__PROBLEM__
Copy, from the material below, each line where "subtitle" shows up.

*** SOURCE INFORMATION ***

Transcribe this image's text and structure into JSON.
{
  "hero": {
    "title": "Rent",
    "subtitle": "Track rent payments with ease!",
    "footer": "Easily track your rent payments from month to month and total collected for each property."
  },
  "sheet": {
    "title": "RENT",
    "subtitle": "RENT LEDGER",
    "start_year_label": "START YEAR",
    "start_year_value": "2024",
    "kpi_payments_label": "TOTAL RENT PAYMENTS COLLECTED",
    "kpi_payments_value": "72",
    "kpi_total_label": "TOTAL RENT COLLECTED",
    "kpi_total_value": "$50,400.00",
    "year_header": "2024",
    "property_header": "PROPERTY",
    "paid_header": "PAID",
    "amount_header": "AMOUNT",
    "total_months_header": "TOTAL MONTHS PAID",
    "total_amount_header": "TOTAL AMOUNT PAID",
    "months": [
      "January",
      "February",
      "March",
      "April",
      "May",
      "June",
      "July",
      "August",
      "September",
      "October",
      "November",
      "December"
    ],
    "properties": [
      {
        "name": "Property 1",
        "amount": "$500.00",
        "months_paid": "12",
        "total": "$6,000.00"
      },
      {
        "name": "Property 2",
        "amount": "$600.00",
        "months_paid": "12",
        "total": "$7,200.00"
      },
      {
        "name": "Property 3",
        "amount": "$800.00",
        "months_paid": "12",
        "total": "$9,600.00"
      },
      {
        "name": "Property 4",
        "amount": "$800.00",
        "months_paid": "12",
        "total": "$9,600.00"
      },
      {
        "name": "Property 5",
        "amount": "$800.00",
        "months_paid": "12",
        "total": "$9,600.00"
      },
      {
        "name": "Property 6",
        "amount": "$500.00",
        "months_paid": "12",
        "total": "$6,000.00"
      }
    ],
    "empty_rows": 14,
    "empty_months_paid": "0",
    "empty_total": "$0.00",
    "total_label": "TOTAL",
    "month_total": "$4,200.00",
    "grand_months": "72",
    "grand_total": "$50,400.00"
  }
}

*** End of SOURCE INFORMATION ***

__SOLVED PROBLEM__
    "subtitle": "Track rent payments with ease!",
    "subtitle": "RENT LEDGER",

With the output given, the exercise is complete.